In direct response to biopolitical attempts to control our sexual lives, struggles have been waged; these invoke the “‘right’ to life, to one’s body, to health, to happiness, to the satisfaction of needs”. Foucault was critical of the pernicious effects of such power: he criticized power’s subjection of individuals, along with the forms of subjectivity that subjection engenders. In particular, he was concerned that power relations today tend to produce submissive individuals who blindly obey authority figures. More generally, Foucault claims that Western history has known three types of struggle: struggles against ethnic, social and religious domination, struggles against “forms of exploitation that separate individuals from what they produce”, and struggles “against that which ties the individual to himself and subjects him to others in this way (struggles against subjection, against forms of subjectivity and submission)”. One type of struggle may appear in an isolated form during a particular historical period, but types may also be mixed. Even when mixed, however, one type often predominates, and today struggles against subjection predominate.
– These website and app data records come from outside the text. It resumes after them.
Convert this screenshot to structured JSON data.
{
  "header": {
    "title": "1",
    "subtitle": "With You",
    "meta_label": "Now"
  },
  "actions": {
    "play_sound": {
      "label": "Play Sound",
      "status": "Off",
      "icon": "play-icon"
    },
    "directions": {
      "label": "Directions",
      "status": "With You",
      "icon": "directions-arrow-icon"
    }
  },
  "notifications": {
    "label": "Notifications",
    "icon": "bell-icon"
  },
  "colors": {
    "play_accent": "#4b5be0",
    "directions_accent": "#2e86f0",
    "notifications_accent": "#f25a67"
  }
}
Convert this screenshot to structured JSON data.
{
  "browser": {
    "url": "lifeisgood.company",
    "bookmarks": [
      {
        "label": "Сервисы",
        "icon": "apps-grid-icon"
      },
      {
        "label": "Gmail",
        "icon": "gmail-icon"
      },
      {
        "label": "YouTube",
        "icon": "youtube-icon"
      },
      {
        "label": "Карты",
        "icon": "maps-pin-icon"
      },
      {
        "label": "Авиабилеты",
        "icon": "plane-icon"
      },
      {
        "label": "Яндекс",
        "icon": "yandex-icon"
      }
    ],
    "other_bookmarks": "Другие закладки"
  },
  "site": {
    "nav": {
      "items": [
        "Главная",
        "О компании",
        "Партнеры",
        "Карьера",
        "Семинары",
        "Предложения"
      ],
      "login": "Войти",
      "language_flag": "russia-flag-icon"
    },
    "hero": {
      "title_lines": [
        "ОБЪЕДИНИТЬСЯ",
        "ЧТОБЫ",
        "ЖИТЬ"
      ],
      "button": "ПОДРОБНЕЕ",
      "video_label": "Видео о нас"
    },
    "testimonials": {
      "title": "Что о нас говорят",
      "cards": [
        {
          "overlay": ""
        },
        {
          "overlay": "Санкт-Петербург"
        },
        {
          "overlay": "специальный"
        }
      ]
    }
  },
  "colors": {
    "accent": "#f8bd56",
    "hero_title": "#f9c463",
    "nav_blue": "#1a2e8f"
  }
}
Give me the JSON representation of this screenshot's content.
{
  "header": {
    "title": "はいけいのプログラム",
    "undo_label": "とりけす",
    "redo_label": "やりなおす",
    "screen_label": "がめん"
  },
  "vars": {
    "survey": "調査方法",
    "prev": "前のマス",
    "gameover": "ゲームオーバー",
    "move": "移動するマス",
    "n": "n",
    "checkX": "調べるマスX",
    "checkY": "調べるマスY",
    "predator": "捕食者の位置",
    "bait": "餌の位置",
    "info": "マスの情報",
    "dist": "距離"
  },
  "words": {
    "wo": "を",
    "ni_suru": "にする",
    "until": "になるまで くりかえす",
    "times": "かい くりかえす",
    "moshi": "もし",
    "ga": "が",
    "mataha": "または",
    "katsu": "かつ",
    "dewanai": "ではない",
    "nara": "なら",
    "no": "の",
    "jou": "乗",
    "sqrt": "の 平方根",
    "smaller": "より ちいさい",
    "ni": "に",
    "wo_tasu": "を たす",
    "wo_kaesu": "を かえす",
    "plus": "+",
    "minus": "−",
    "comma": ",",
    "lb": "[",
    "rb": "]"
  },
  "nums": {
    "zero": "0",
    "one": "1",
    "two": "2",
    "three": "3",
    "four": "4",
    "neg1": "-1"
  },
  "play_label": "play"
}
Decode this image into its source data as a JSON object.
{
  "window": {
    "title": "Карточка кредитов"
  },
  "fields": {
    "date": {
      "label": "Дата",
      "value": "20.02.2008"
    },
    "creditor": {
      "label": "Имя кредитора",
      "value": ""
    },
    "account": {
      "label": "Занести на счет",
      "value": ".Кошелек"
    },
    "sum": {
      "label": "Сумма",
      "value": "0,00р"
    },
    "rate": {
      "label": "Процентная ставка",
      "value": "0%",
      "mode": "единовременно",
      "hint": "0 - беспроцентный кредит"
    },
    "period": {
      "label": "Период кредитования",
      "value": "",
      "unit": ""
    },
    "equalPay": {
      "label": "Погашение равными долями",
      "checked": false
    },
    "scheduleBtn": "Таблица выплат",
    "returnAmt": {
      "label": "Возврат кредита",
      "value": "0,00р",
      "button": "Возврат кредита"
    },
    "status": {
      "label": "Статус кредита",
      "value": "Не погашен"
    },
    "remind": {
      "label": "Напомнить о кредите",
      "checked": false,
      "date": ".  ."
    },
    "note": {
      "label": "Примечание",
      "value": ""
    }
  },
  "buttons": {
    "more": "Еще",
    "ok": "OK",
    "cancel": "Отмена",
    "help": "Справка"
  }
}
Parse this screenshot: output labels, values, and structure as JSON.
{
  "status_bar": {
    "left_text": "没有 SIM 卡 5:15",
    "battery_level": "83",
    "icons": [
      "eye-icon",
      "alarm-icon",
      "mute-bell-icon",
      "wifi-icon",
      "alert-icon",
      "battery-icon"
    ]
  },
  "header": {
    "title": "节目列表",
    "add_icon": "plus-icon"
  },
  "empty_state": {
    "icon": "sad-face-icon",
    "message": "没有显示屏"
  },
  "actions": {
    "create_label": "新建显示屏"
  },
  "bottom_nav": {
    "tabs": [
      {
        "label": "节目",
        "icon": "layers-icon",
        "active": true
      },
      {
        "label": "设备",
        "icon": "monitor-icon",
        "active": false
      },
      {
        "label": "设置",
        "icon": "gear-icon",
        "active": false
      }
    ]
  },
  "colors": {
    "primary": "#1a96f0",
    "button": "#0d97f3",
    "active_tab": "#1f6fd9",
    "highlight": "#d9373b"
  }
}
The primary goal of struggles against subjection is to enhance the individual’s autonomy. Foucault explicitly declared himself a champion of autonomy in the Kantian sense of self-legislation and self-determination. He also said that, to achieve autonomy, the asymmetrical relations between institutions (including the state) and individuals must be transformed. Calling the transformation of these relations “enlightenment”, Foucault argued that “what Aufklärung has to do, and is in the process of doing, is precisely to redistribute the relationships between government of self and government of others”. In his studies of resistance, Foucault detected a persistent question: “How not to be governed like that, by that, in the name of these principles, in view of such objectives and by means of such methods, not like that, not for that, not by them?” More to the point, Foucault aligned himself with those who ask this question when he said that a central question in his own work is how we can avoid being governed so much.

What forms do power relations take in order to foster submissiveness? To answer this question, one needs to take a closer look at Foucault’s genealogy of modern power relations. For Foucault traced the two types of power on which his work is primarily focused – disciplinary power and biopower – back to a form of power which he named “pastoral power”. In lectures and essays, Foucault argued that power relations in the modern age are rooted in practices and techniques that were developed by the early Christian Church in its concerted attempts to govern the souls of individuals. (Parenthetically, Foucault also sought to demonstrate that the development of capitalism itself owed a great deal to pastoral practices.)

In a process that was “absolutely unique in history”, Foucault wrote, a religious community constituted itself as a church. From its inception, the Christian Church was an institution that aimed “to govern men in their daily life on the grounds of leading them to eternal life”. Yet, apart from governing individuals, the Church sought to govern on a grander scale: not simply “on the scale of a definite group … but of the whole of humanity”. Omnes et singulatim: the Church attempted to govern both the conduct of the Christian flock as a whole and the conduct of each individual sheep. To fulfil this task of governing all and each, the Church borrowed a number of practices (including self-examination and ascetic practices) that originated in ancient Greece and Rome. Although these practices were designed to foster the autonomy of individuals, the Church transformed them as it delegated the power to govern conduct to priests.